As a second-year player, he and Andrew Trumbetti have a chance to both make big steps forward this season. If either can help a pass rush that needs to win more from base packages, it’ll be huge for the defense. Expect new defensive line coach Keith Gilmore to get this through to Blankenship, who likely derives fuel from being overlooked, something he certainly was last season.

 

FUTURE POTENTIAL

We’ll know a lot more about Blankenship’s future when the Irish enroll in summer school. If he’s there, it’ll signal that there’s a road back onto the team. If not, it’ll be another washout at defensive end, a position that’s been very difficult to keep together.

At this point, barring some remarkable change to his production or the depth chart, there doesn’t look like much of a road to playing time for Blankenship, at least not with Isaac Rochell on the roster in front of him.

 

CRYSTAL BALL

Very unclear.

I wouldn’t be surprised if Blankenship was a part of a different program come next fall or buried on the depth chart at Notre Dame. The one reason for optimism is the position he plays. There’s opportunity at defensive end, especially if you can rush the passer.

Blankenship hasn’t show that ability yet. Part of that came from gaining a ton of weight between his freshman and sophomore seasons. The other part of it was scheme—he was recruited by Bob Diaco to play a different type of end.

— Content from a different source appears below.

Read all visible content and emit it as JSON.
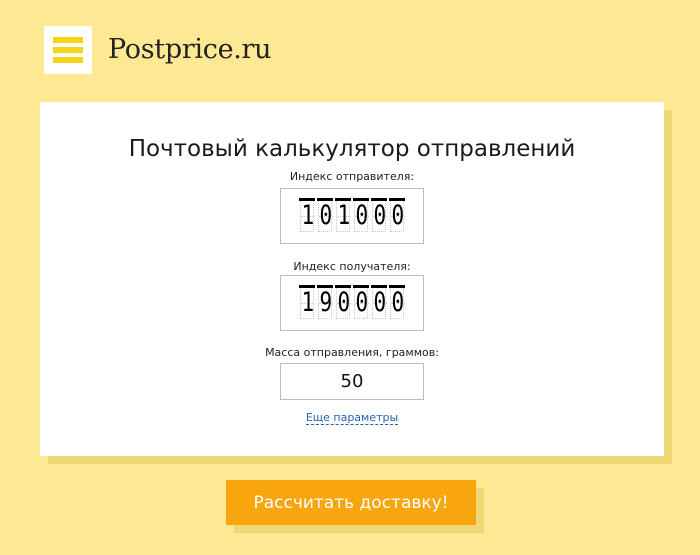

Let’s get Blankenship out of the doghouse and back onto the field before we look for optimism.

 

2016’s Irish A-to-Z
Josh Adams
Josh Barajas
Alex Bars
Asmar Bilal
Hunter Bivin

 

This week’s episode of Blown Coverage features me pitching John Walters on the perfect three-year solution for Notre Dame’s QB conundrum. And a bunch of other stuff. Enjoy.